Where Charley’s War trades in suffocating doom with a blackly comic twist–the strip begins with Charley reaching a shell-battered front just weeks before the truly nightmarish Somme offensive–The Sarge is largely a series of beautifully-rendered action incidents. Mills’ and Colquhoun’s story takes in real horror: men drown in muck; messengers bleed out in bone-filled craters; teenagers are used as human shields by cowardly officers; and old men die delirious, convinced that the shell-shocked lads from their squad are their beloved but already departed sons. Charley’s War is the totality of an unjust and bloody war collapsing in on the individual.

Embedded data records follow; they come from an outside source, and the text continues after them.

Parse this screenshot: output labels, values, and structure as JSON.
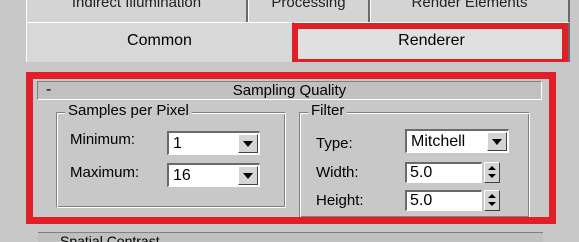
{
  "top_tabs": [
    "Indirect Illumination",
    "Processing",
    "Render Elements"
  ],
  "tabs": {
    "common": "Common",
    "renderer": "Renderer"
  },
  "rollout": {
    "toggle": "-",
    "title": "Sampling Quality"
  },
  "samples": {
    "title": "Samples per Pixel",
    "minimum_label": "Minimum:",
    "minimum_value": "1",
    "maximum_label": "Maximum:",
    "maximum_value": "16"
  },
  "filter": {
    "title": "Filter",
    "type_label": "Type:",
    "type_value": "Mitchell",
    "width_label": "Width:",
    "width_value": "5.0",
    "height_label": "Height:",
    "height_value": "5.0"
  },
  "next_rollout": "Spatial Contrast",
  "colors": {
    "highlight": "#e21f26",
    "panel": "#c8c8c8"
  }
}
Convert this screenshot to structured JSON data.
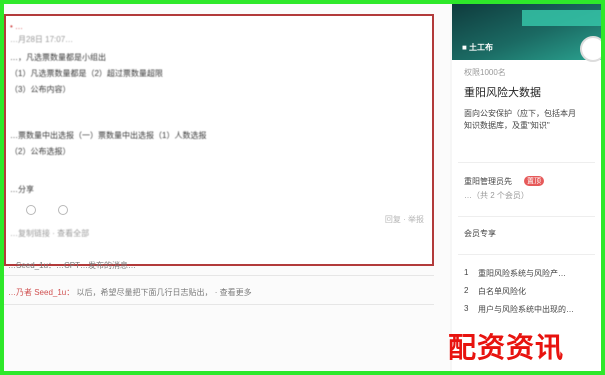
{
  "post": {
    "lines": [
      {
        "text": "• …",
        "style": "red"
      },
      {
        "text": "…月28日 17:07…",
        "style": "light"
      },
      {
        "text": "…，凡选票数量都是小组出",
        "style": ""
      },
      {
        "text": "（1）凡选票数量都是（2）超过票数量超限",
        "style": ""
      },
      {
        "text": "（3）公布内容）",
        "style": ""
      },
      {
        "text": "…票数量中出选报（一）票数量中出选报（1）人数选报",
        "style": ""
      },
      {
        "text": "（2）公布选报）",
        "style": ""
      },
      {
        "text": "…分享",
        "style": ""
      },
      {
        "text": "…复制链接 · 查看全部",
        "style": "light"
      }
    ],
    "reply_label": "回复 · 举报",
    "comment_1": "…Seed_1u：…CPT…发布的消息…",
    "comment_2_highlight": "…乃者 Seed_1u：",
    "comment_2_rest": "以后，希望尽量把下面几行日志贴出， · 查看更多"
  },
  "sidebar": {
    "banner_label": "■ 土工布",
    "subtitle": "权限1000名",
    "title": "重阳风险大数据",
    "desc_lines": [
      "面向公安保护（应下，包括本月",
      "知识数据库，及重\"知识\""
    ],
    "author": "重阳管理员先",
    "badge": "置顶",
    "author_sub": "…（共 2 个会员）",
    "section_title": "会员专享",
    "list": [
      {
        "num": "1",
        "text": "重阳风险系统与风险产…"
      },
      {
        "num": "2",
        "text": "白名单风险化"
      },
      {
        "num": "3",
        "text": "用户与风险系统中出现的…"
      }
    ]
  },
  "watermark": "配资资讯",
  "colors": {
    "frame": "#2ee82a",
    "highlight_border": "#b23a3a",
    "watermark": "#e8130f"
  }
}
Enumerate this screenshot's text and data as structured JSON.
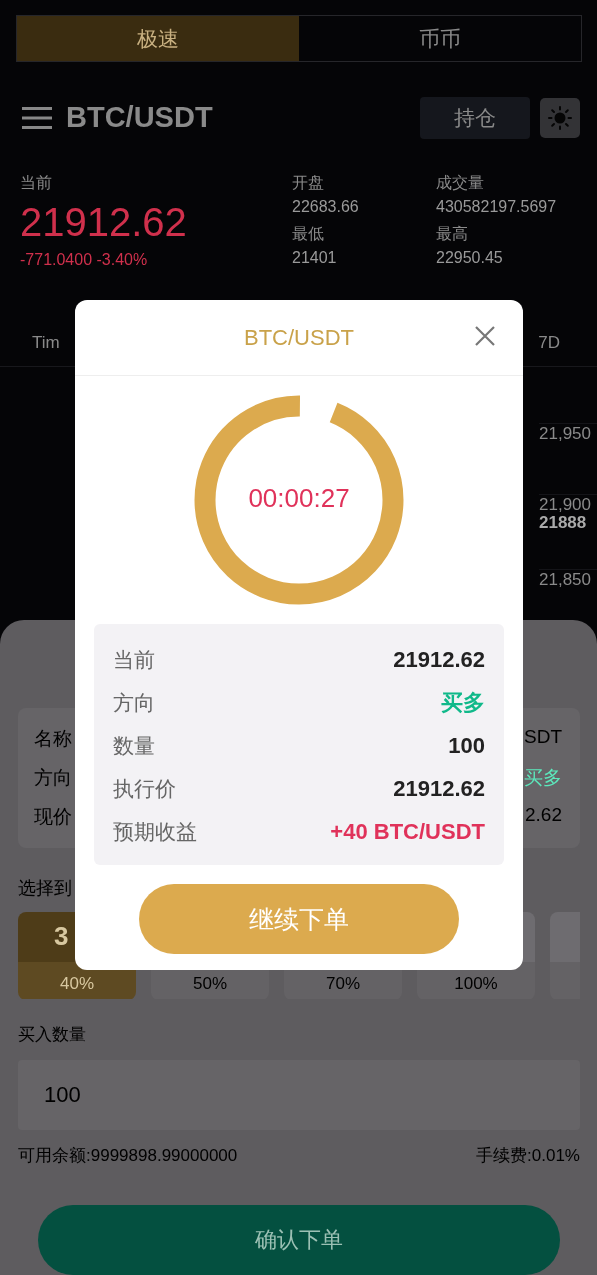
{
  "mode_tabs": [
    {
      "label": "极速",
      "selected": true
    },
    {
      "label": "币币",
      "selected": false
    }
  ],
  "header": {
    "title": "BTC/USDT",
    "positions_button": "持仓"
  },
  "ticker": {
    "current_label": "当前",
    "price": "21912.62",
    "change": "-771.0400 -3.40%",
    "stats": [
      {
        "label": "开盘",
        "value": "22683.66"
      },
      {
        "label": "成交量",
        "value": "430582197.5697"
      },
      {
        "label": "最低",
        "value": "21401"
      },
      {
        "label": "最高",
        "value": "22950.45"
      }
    ]
  },
  "chart": {
    "interval_labels": [
      "Tim",
      "7D"
    ],
    "price_labels": [
      {
        "text": "21,950",
        "kind": "axis"
      },
      {
        "text": "21,900",
        "kind": "axis"
      },
      {
        "text": "21888",
        "kind": "last"
      },
      {
        "text": "21,850",
        "kind": "axis"
      }
    ]
  },
  "order_sheet": {
    "info_rows": [
      {
        "label": "名称",
        "value": "SDT",
        "color": "#000000"
      },
      {
        "label": "方向",
        "value": "买多",
        "color": "#5ce8bc"
      },
      {
        "label": "现价",
        "value": "2.62",
        "color": "#000000"
      }
    ],
    "duration_label": "选择到",
    "periods": [
      {
        "period": "3",
        "rate": "40%",
        "selected": true
      },
      {
        "rate": "50%",
        "selected": false
      },
      {
        "rate": "70%",
        "selected": false
      },
      {
        "rate": "100%",
        "selected": false
      },
      {
        "selected": false
      }
    ],
    "quantity_label": "买入数量",
    "quantity": "100",
    "balance": "可用余额:9999898.99000000",
    "fee": "手续费:0.01%",
    "confirm_button": "确认下单"
  },
  "modal": {
    "title": "BTC/USDT",
    "countdown": {
      "time": "00:00:27",
      "level": 0.94
    },
    "details": [
      {
        "label": "当前",
        "value": "21912.62",
        "color": "#222222"
      },
      {
        "label": "方向",
        "value": "买多",
        "color": "#10b98a"
      },
      {
        "label": "数量",
        "value": "100",
        "color": "#222222"
      },
      {
        "label": "执行价",
        "value": "21912.62",
        "color": "#222222"
      },
      {
        "label": "预期收益",
        "value": "+40 BTC/USDT",
        "color": "#e0325a"
      }
    ],
    "continue_button": "继续下单"
  }
}
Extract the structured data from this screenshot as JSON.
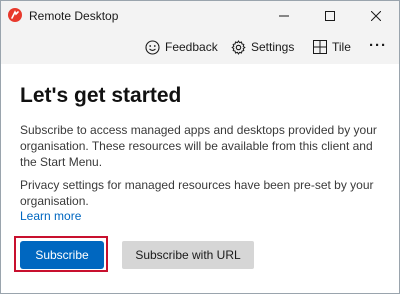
{
  "window": {
    "title": "Remote Desktop",
    "app_icon": "remote-desktop-logo"
  },
  "toolbar": {
    "feedback_label": "Feedback",
    "settings_label": "Settings",
    "tile_label": "Tile",
    "more_label": "···"
  },
  "main": {
    "heading": "Let's get started",
    "paragraph1": "Subscribe to access managed apps and desktops provided by your organisation. These resources will be available from this client and the Start Menu.",
    "paragraph2": "Privacy settings for managed resources have been pre-set by your organisation.",
    "learn_more": "Learn more",
    "subscribe_label": "Subscribe",
    "subscribe_url_label": "Subscribe with URL"
  },
  "colors": {
    "accent": "#0067c0",
    "highlight_border": "#c8102e",
    "secondary_button": "#d6d6d6"
  }
}
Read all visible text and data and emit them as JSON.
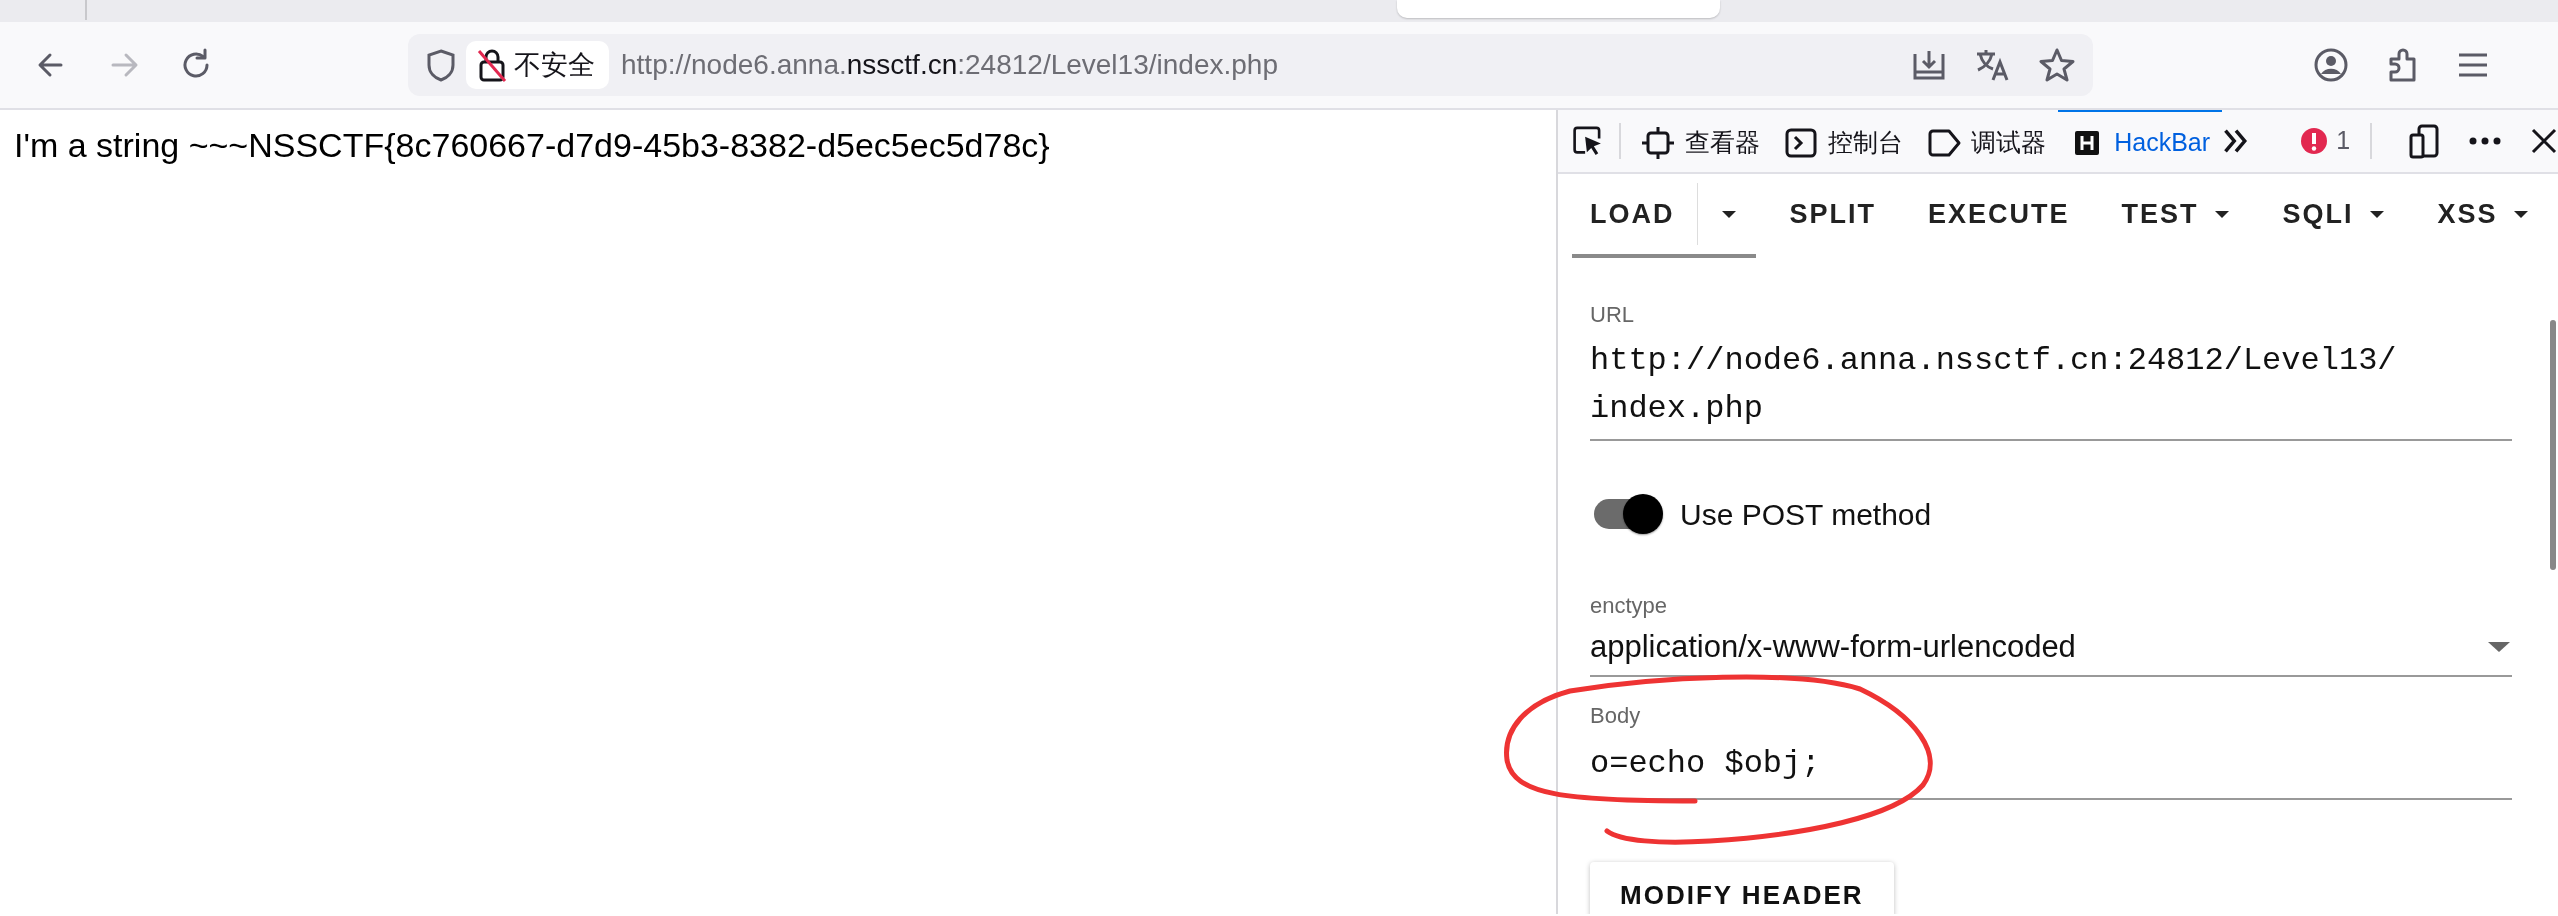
{
  "nav_buttons": [
    {
      "kind": "back",
      "disabled": false
    },
    {
      "kind": "forward",
      "disabled": true
    },
    {
      "kind": "reload",
      "disabled": false
    }
  ],
  "address_bar": {
    "security_label": "不安全",
    "url": {
      "start": "http://node6.anna.",
      "domain": "nssctf.cn",
      "rest": ":24812/Level13/index.php"
    }
  },
  "page": {
    "text": "I'm a string ~~~NSSCTF{8c760667-d7d9-45b3-8382-d5ec5ec5d78c}"
  },
  "devtools": {
    "tabs": [
      {
        "kind": "inspector",
        "label": "查看器",
        "selected": false
      },
      {
        "kind": "console",
        "label": "控制台",
        "selected": false
      },
      {
        "kind": "debugger",
        "label": "调试器",
        "selected": false
      },
      {
        "kind": "hackbar",
        "label": "HackBar",
        "selected": true
      }
    ],
    "error_count": "1"
  },
  "hackbar": {
    "menu": [
      {
        "kind": "split",
        "label": "LOAD",
        "selected": true
      },
      {
        "kind": "plain",
        "label": "SPLIT",
        "selected": false
      },
      {
        "kind": "plain",
        "label": "EXECUTE",
        "selected": false
      },
      {
        "kind": "dropdown",
        "label": "TEST",
        "selected": false
      },
      {
        "kind": "dropdown",
        "label": "SQLI",
        "selected": false
      },
      {
        "kind": "dropdown",
        "label": "XSS",
        "selected": false
      }
    ],
    "url": {
      "label": "URL",
      "value": "http://node6.anna.nssctf.cn:24812/Level13/index.php"
    },
    "post_toggle": {
      "label": "Use POST method",
      "on": true
    },
    "enctype": {
      "label": "enctype",
      "value": "application/x-www-form-urlencoded"
    },
    "body": {
      "label": "Body",
      "value": "o=echo $obj;"
    },
    "buttons": [
      "MODIFY HEADER"
    ]
  }
}
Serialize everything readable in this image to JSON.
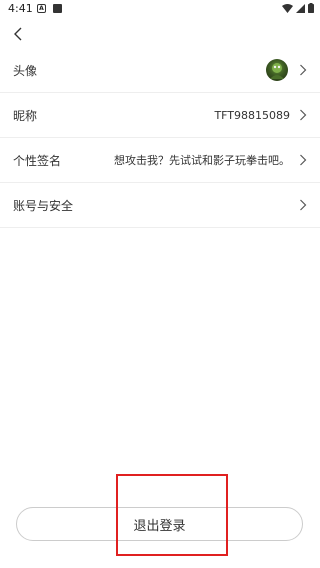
{
  "status_bar": {
    "time": "4:41",
    "notif_a": "A"
  },
  "settings": {
    "items": [
      {
        "label": "头像",
        "value": ""
      },
      {
        "label": "昵称",
        "value": "TFT98815089"
      },
      {
        "label": "个性签名",
        "value": "想攻击我？先试试和影子玩拳击吧。"
      },
      {
        "label": "账号与安全",
        "value": ""
      }
    ]
  },
  "logout": {
    "label": "退出登录"
  },
  "colors": {
    "highlight": "#e02020",
    "divider": "#eeeeee"
  }
}
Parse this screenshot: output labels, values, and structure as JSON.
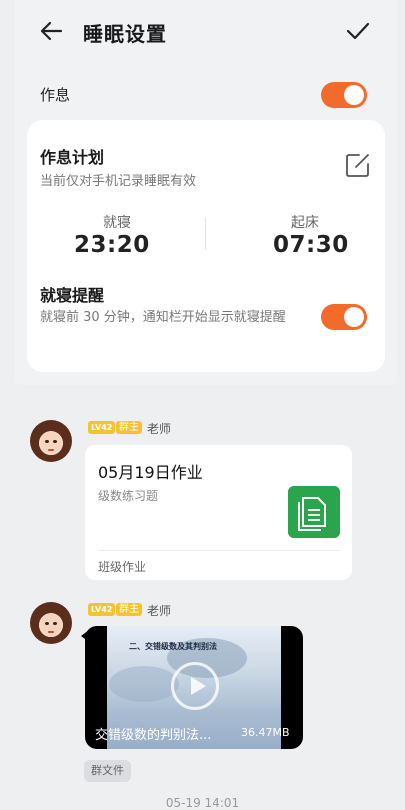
{
  "settings": {
    "title": "睡眠设置",
    "rest_label": "作息",
    "rest_toggle_on": true,
    "plan": {
      "title": "作息计划",
      "subtitle": "当前仅对手机记录睡眠有效",
      "sleep_label": "就寝",
      "sleep_time": "23:20",
      "wake_label": "起床",
      "wake_time": "07:30"
    },
    "reminder": {
      "title": "就寝提醒",
      "subtitle": "就寝前 30 分钟，通知栏开始显示就寝提醒",
      "toggle_on": true
    },
    "accent": "#f26b2a"
  },
  "chat": {
    "messages": [
      {
        "level_badge": "LV42",
        "role_badge": "群主",
        "sender": "老师",
        "card": {
          "title": "05月19日作业",
          "subtitle": "级数练习题",
          "footer": "班级作业"
        }
      },
      {
        "level_badge": "LV42",
        "role_badge": "群主",
        "sender": "老师",
        "video": {
          "frame_text": "二、交错级数及其判别法",
          "name": "交错级数的判别法...",
          "size": "36.47MB"
        },
        "tag": "群文件"
      }
    ],
    "timestamp": "05-19 14:01"
  },
  "icons": {
    "back": "back-arrow-icon",
    "confirm": "check-icon",
    "edit": "edit-icon",
    "doc": "document-icon",
    "play": "play-icon"
  }
}
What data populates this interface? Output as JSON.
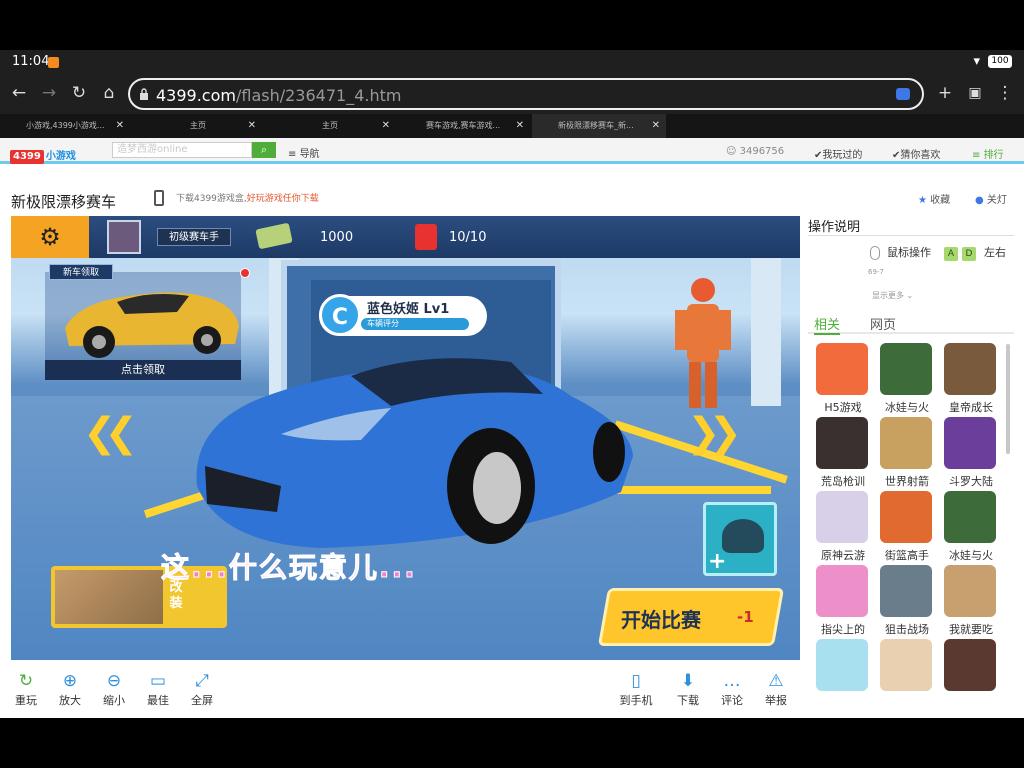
{
  "status": {
    "time": "11:04",
    "battery": "100"
  },
  "browser": {
    "url_host": "4399.com",
    "url_path": "/flash/236471_4.htm",
    "tabs": [
      {
        "label": "小游戏,4399小游戏...",
        "active": false
      },
      {
        "label": "主页",
        "active": false
      },
      {
        "label": "主页",
        "active": false
      },
      {
        "label": "赛车游戏,赛车游戏...",
        "active": false
      },
      {
        "label": "新极限漂移赛车_新...",
        "active": true
      }
    ]
  },
  "site": {
    "logo_badge": "4399",
    "logo_text": "小游戏",
    "search_placeholder": "造梦西游online",
    "nav_label": "导航",
    "user_id": "3496756",
    "played_label": "我玩过的",
    "likes_label": "猜你喜欢",
    "rank_label": "排行"
  },
  "game_page": {
    "title": "新极限漂移赛车",
    "promo_text": "下载4399游戏盒,",
    "promo_highlight": "好玩游戏任你下载",
    "fav_label": "收藏",
    "lamp_label": "关灯"
  },
  "game": {
    "rank": "初级赛车手",
    "cash": "1000",
    "fuel": "10/10",
    "new_car_tag": "新车领取",
    "claim_label": "点击领取",
    "car_class": "C",
    "car_name": "蓝色妖姬 Lv1",
    "car_score": "车辆评分",
    "subtitle": "这...什么玩意儿...",
    "modify_label": "改装",
    "start_label": "开始比赛",
    "start_cost": "-1"
  },
  "controls": {
    "replay": "重玩",
    "zoom_in": "放大",
    "zoom_out": "缩小",
    "best": "最佳",
    "fullscreen": "全屏",
    "to_phone": "到手机",
    "download": "下载",
    "comment": "评论",
    "report": "举报"
  },
  "sidebar": {
    "instructions_title": "操作说明",
    "mouse_label": "鼠标操作",
    "key_a": "A",
    "key_d": "D",
    "leftright": "左右",
    "version": "69-7",
    "show_more": "显示更多",
    "tab_related": "相关",
    "tab_web": "网页",
    "games": [
      {
        "label": "H5游戏",
        "color": "#f26b3c"
      },
      {
        "label": "冰娃与火",
        "color": "#3d6b3a"
      },
      {
        "label": "皇帝成长",
        "color": "#7a5a3d"
      },
      {
        "label": "荒岛枪训",
        "color": "#3a3030"
      },
      {
        "label": "世界射箭",
        "color": "#c8a060"
      },
      {
        "label": "斗罗大陆",
        "color": "#6a3e9a"
      },
      {
        "label": "原神云游",
        "color": "#d8d0e8"
      },
      {
        "label": "街篮高手",
        "color": "#e06a30"
      },
      {
        "label": "冰娃与火",
        "color": "#3d6b3a"
      },
      {
        "label": "指尖上的",
        "color": "#ed8fc8"
      },
      {
        "label": "狙击战场",
        "color": "#6a7d8a"
      },
      {
        "label": "我就要吃",
        "color": "#c8a070"
      },
      {
        "label": "",
        "color": "#a8e0f0"
      },
      {
        "label": "",
        "color": "#e8d0b0"
      },
      {
        "label": "",
        "color": "#5a3a30"
      }
    ]
  }
}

Comparatively, although by no means whitewashed, The Sarge is built around brief, even fanciful instances of wicked human ingenuity - typically arising from Sergeant Masters’ quick-thinking. Finley-Day’s themes of assailed camaraderie within the confines of an unending trek anticipates the writer’s work on Rogue Trooper for 2000 AD in the 1980s. Masters’ interchangeable platoon, not unlike Rogue’s bio-chip comrades, are a Greek chorus that provides expository alarm and allure when considering their indefatigable hero. Like sports commentators, they decode and describe the lethal fluency to which they stand as witness. Western maintains an intense back-and-forth when considering battles - frothing close-ups of creased-up faces crowd against widescreen action detailing squads upon squads of Nazi soldiers being pumped full of lead. Grimy, grubby faces swim in and out of the action, screaming blood-curdling invective at their audience. Western’s panel layouts often defy a dutiful sense of neatness as well. They are exciting in and of themselves. More than once they present as shards of glass shattering across the page as if a bullet has just splintered a windshield. In-strip action interconnects and overlaps in such a way that the page’s events seem to be happening all at once.
The Sarge, then, taken as an anthology feature, is the brief, reassuring respite between heavier stories: an effect perhaps obscured by this collection. Episodes rarely run longer than three pages, often with a color introductory spread followed by one page of concluding black and white. By billeting all these installments together–many of which lack a narrative arc broader than a relentless trudge forward–The Sarge’s bite-sized mayhem takes on a stop-start quality, not attuned to longform reading. Yet when consumed in their original form, as one-shots, Finley-Day’s and Western’s work shines; an aperitif offering up the relentless, righteous extermination of Nazis as entertainment before readers turn the page and sink their teeth into the morally complicated material swirling elsewhere in their ten pence dreadful.